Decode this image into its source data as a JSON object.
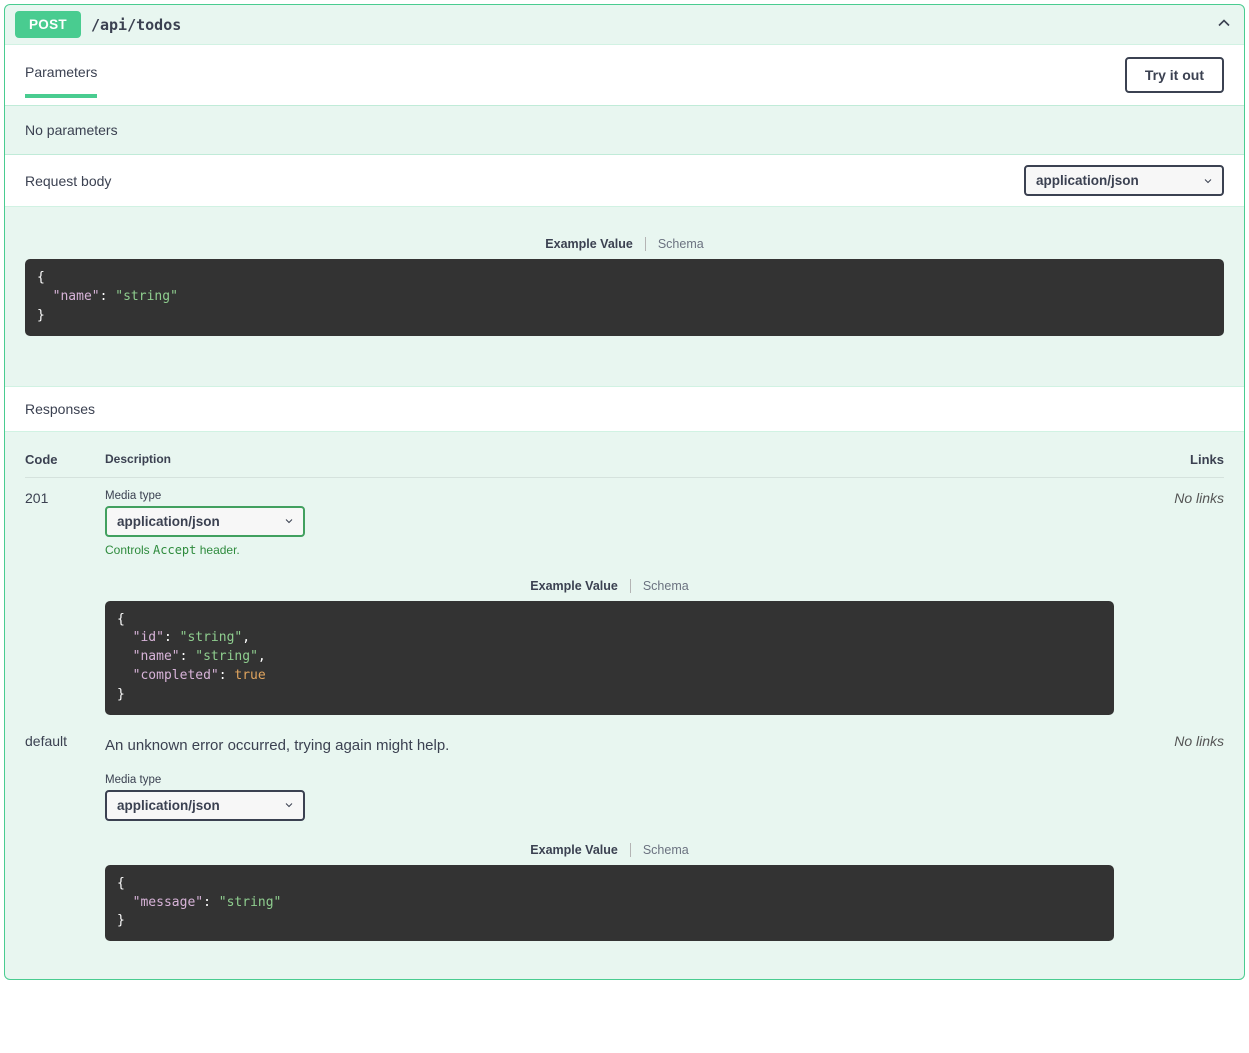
{
  "op": {
    "method": "POST",
    "path": "/api/todos"
  },
  "sections": {
    "parameters": "Parameters",
    "tryItOut": "Try it out",
    "noParams": "No parameters",
    "requestBody": "Request body",
    "responses": "Responses"
  },
  "contentTypeSelect": "application/json",
  "tabs": {
    "example": "Example Value",
    "schema": "Schema"
  },
  "requestExample": {
    "open": "{",
    "l1_key": "\"name\"",
    "l1_val": "\"string\"",
    "close": "}"
  },
  "tableHeaders": {
    "code": "Code",
    "description": "Description",
    "links": "Links"
  },
  "mediaTypeLabel": "Media type",
  "acceptNote": {
    "pre": "Controls ",
    "codeWord": "Accept",
    "post": " header."
  },
  "responses": {
    "r201": {
      "code": "201",
      "links": "No links",
      "mediaType": "application/json",
      "example": {
        "open": "{",
        "l1_key": "\"id\"",
        "l1_val": "\"string\"",
        "l2_key": "\"name\"",
        "l2_val": "\"string\"",
        "l3_key": "\"completed\"",
        "l3_val": "true",
        "close": "}"
      }
    },
    "rdefault": {
      "code": "default",
      "links": "No links",
      "description": "An unknown error occurred, trying again might help.",
      "mediaType": "application/json",
      "example": {
        "open": "{",
        "l1_key": "\"message\"",
        "l1_val": "\"string\"",
        "close": "}"
      }
    }
  }
}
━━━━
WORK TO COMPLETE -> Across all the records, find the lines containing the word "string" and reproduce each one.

OUTPUT FOR THIS EXERCISE ->
    "l1_val": "\"string\"",
        "l1_val": "\"string\"",
        "l2_val": "\"string\"",
        "l1_val": "\"string\"",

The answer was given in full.